- [PROBLEM DETAILS] Output the full listing below exactly; the images stay out.

- [MATERIAL SUPPLIED]

* * *

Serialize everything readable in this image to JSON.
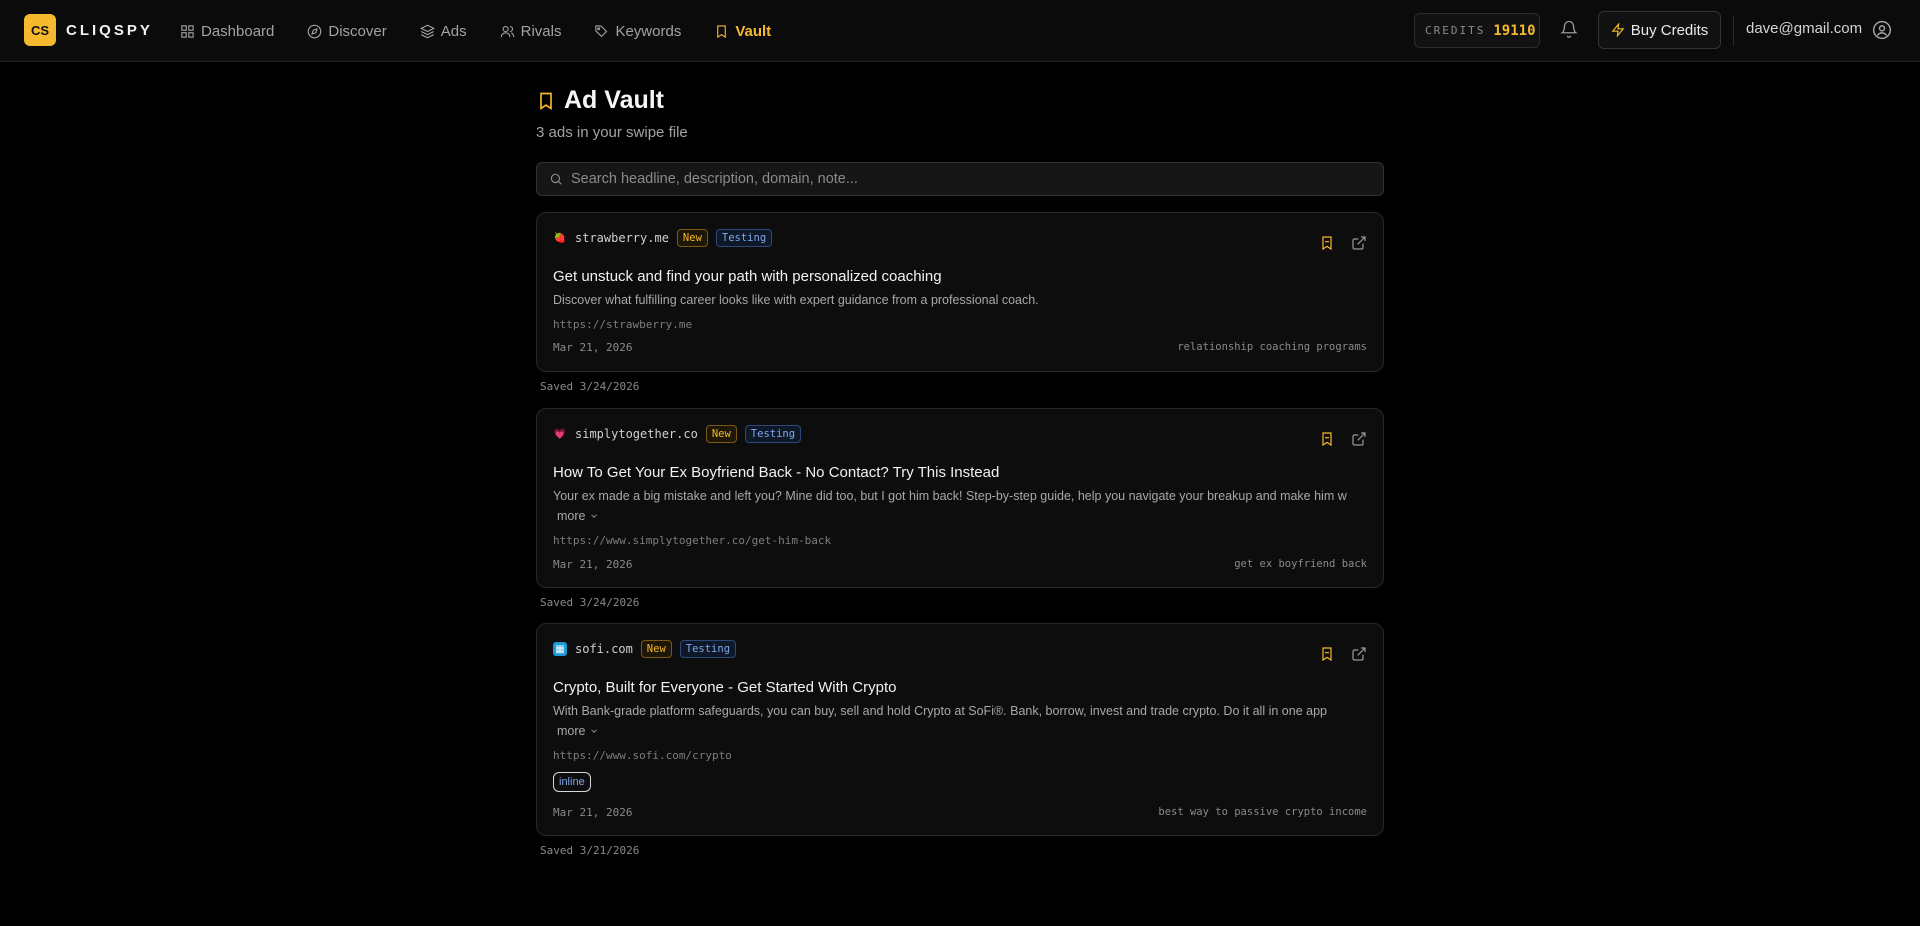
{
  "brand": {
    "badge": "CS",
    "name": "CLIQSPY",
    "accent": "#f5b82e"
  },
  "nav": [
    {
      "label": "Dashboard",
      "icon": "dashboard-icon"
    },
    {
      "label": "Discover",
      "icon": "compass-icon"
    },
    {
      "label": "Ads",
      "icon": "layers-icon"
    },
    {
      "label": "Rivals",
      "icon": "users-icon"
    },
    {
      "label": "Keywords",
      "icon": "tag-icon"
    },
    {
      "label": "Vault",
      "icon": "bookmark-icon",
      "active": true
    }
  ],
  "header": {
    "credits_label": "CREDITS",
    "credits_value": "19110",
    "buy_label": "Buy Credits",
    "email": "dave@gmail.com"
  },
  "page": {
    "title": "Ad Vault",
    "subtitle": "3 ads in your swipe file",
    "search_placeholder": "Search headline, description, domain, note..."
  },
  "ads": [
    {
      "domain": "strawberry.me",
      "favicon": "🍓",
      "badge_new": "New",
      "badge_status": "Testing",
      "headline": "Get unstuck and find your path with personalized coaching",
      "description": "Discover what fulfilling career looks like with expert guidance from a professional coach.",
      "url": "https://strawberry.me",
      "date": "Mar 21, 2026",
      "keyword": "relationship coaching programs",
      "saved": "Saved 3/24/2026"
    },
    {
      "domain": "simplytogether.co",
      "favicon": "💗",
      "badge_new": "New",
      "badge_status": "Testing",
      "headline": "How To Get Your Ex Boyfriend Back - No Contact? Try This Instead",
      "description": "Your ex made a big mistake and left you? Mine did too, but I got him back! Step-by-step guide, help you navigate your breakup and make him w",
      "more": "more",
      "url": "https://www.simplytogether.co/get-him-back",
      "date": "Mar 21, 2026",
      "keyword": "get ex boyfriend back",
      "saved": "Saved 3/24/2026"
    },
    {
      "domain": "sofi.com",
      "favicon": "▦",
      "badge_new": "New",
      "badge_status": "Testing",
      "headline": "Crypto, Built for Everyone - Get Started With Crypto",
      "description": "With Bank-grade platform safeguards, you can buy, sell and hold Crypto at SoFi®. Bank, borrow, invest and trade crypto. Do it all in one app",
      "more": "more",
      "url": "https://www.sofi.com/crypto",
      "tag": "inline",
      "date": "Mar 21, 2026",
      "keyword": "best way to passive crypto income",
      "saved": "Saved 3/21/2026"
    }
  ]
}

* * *

- [WRITTEN SOLUTION]
Serialize everything readable in this image to JSON.
{
  "brand": {
    "badge": "CS",
    "name": "CLIQSPY",
    "accent": "#f5b82e"
  },
  "nav": [
    {
      "label": "Dashboard",
      "icon": "dashboard-icon"
    },
    {
      "label": "Discover",
      "icon": "compass-icon"
    },
    {
      "label": "Ads",
      "icon": "layers-icon"
    },
    {
      "label": "Rivals",
      "icon": "users-icon"
    },
    {
      "label": "Keywords",
      "icon": "tag-icon"
    },
    {
      "label": "Vault",
      "icon": "bookmark-icon",
      "active": true
    }
  ],
  "header": {
    "credits_label": "CREDITS",
    "credits_value": "19110",
    "buy_label": "Buy Credits",
    "email": "dave@gmail.com"
  },
  "page": {
    "title": "Ad Vault",
    "subtitle": "3 ads in your swipe file",
    "search_placeholder": "Search headline, description, domain, note..."
  },
  "ads": [
    {
      "domain": "strawberry.me",
      "favicon": "🍓",
      "badge_new": "New",
      "badge_status": "Testing",
      "headline": "Get unstuck and find your path with personalized coaching",
      "description": "Discover what fulfilling career looks like with expert guidance from a professional coach.",
      "url": "https://strawberry.me",
      "date": "Mar 21, 2026",
      "keyword": "relationship coaching programs",
      "saved": "Saved 3/24/2026"
    },
    {
      "domain": "simplytogether.co",
      "favicon": "💗",
      "badge_new": "New",
      "badge_status": "Testing",
      "headline": "How To Get Your Ex Boyfriend Back - No Contact? Try This Instead",
      "description": "Your ex made a big mistake and left you? Mine did too, but I got him back! Step-by-step guide, help you navigate your breakup and make him w",
      "more": "more",
      "url": "https://www.simplytogether.co/get-him-back",
      "date": "Mar 21, 2026",
      "keyword": "get ex boyfriend back",
      "saved": "Saved 3/24/2026"
    },
    {
      "domain": "sofi.com",
      "favicon": "▦",
      "badge_new": "New",
      "badge_status": "Testing",
      "headline": "Crypto, Built for Everyone - Get Started With Crypto",
      "description": "With Bank-grade platform safeguards, you can buy, sell and hold Crypto at SoFi®. Bank, borrow, invest and trade crypto. Do it all in one app",
      "more": "more",
      "url": "https://www.sofi.com/crypto",
      "tag": "inline",
      "date": "Mar 21, 2026",
      "keyword": "best way to passive crypto income",
      "saved": "Saved 3/21/2026"
    }
  ]
}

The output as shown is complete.